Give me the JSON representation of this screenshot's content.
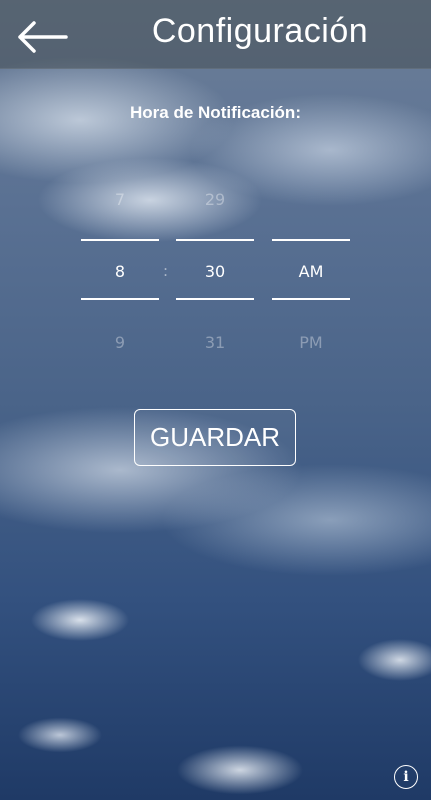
{
  "header": {
    "title": "Configuración",
    "back_icon": "arrow-left-icon"
  },
  "notification": {
    "label": "Hora de Notificación:"
  },
  "time_picker": {
    "separator": ":",
    "hour": {
      "previous": "7",
      "selected": "8",
      "next": "9"
    },
    "minute": {
      "previous": "29",
      "selected": "30",
      "next": "31"
    },
    "period": {
      "previous": "",
      "selected": "AM",
      "next": "PM"
    }
  },
  "save_button": {
    "label": "GUARDAR"
  },
  "info_button": {
    "icon": "info-icon",
    "glyph": "i"
  }
}
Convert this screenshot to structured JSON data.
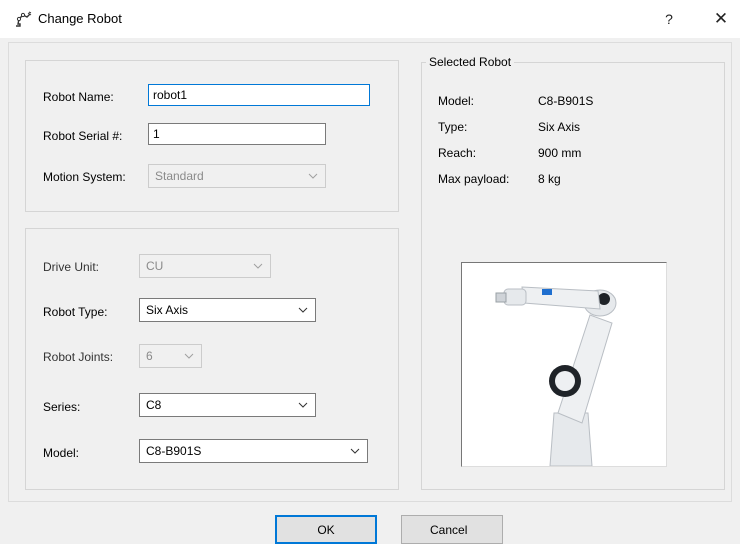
{
  "window": {
    "title": "Change Robot",
    "help_label": "?",
    "close_label": "✕"
  },
  "robot_info": {
    "robot_name_label": "Robot Name:",
    "robot_name_value": "robot1",
    "serial_label": "Robot Serial #:",
    "serial_value": "1",
    "motion_label": "Motion System:",
    "motion_value": "Standard"
  },
  "robot_config": {
    "drive_unit_label": "Drive Unit:",
    "drive_unit_value": "CU",
    "robot_type_label": "Robot Type:",
    "robot_type_value": "Six Axis",
    "robot_joints_label": "Robot Joints:",
    "robot_joints_value": "6",
    "series_label": "Series:",
    "series_value": "C8",
    "model_label": "Model:",
    "model_value": "C8-B901S"
  },
  "selected_robot": {
    "group_title": "Selected Robot",
    "model_label": "Model:",
    "model_value": "C8-B901S",
    "type_label": "Type:",
    "type_value": "Six Axis",
    "reach_label": "Reach:",
    "reach_value": "900 mm",
    "payload_label": "Max payload:",
    "payload_value": "8 kg"
  },
  "buttons": {
    "ok": "OK",
    "cancel": "Cancel"
  },
  "colors": {
    "focus_accent": "#0078d7",
    "robot_body": "#e6e9ec",
    "robot_joint": "#1f2328",
    "robot_accent": "#1f6fcf"
  },
  "icons": {
    "title": "robot-arm-icon",
    "dropdown": "chevron-down-icon"
  }
}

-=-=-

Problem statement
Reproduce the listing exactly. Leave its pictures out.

Final answer
Give me the JSON representation of this screenshot's content.
{
  "header": {
    "title": "Configuración",
    "back_icon": "arrow-left-icon"
  },
  "notification": {
    "label": "Hora de Notificación:"
  },
  "time_picker": {
    "separator": ":",
    "hour": {
      "previous": "7",
      "selected": "8",
      "next": "9"
    },
    "minute": {
      "previous": "29",
      "selected": "30",
      "next": "31"
    },
    "period": {
      "previous": "",
      "selected": "AM",
      "next": "PM"
    }
  },
  "save_button": {
    "label": "GUARDAR"
  },
  "info_button": {
    "icon": "info-icon",
    "glyph": "i"
  }
}
Convert this screenshot to structured JSON data.
{
  "window": {
    "title": "Change Robot",
    "help_label": "?",
    "close_label": "✕"
  },
  "robot_info": {
    "robot_name_label": "Robot Name:",
    "robot_name_value": "robot1",
    "serial_label": "Robot Serial #:",
    "serial_value": "1",
    "motion_label": "Motion System:",
    "motion_value": "Standard"
  },
  "robot_config": {
    "drive_unit_label": "Drive Unit:",
    "drive_unit_value": "CU",
    "robot_type_label": "Robot Type:",
    "robot_type_value": "Six Axis",
    "robot_joints_label": "Robot Joints:",
    "robot_joints_value": "6",
    "series_label": "Series:",
    "series_value": "C8",
    "model_label": "Model:",
    "model_value": "C8-B901S"
  },
  "selected_robot": {
    "group_title": "Selected Robot",
    "model_label": "Model:",
    "model_value": "C8-B901S",
    "type_label": "Type:",
    "type_value": "Six Axis",
    "reach_label": "Reach:",
    "reach_value": "900 mm",
    "payload_label": "Max payload:",
    "payload_value": "8 kg"
  },
  "buttons": {
    "ok": "OK",
    "cancel": "Cancel"
  },
  "colors": {
    "focus_accent": "#0078d7",
    "robot_body": "#e6e9ec",
    "robot_joint": "#1f2328",
    "robot_accent": "#1f6fcf"
  },
  "icons": {
    "title": "robot-arm-icon",
    "dropdown": "chevron-down-icon"
  }
}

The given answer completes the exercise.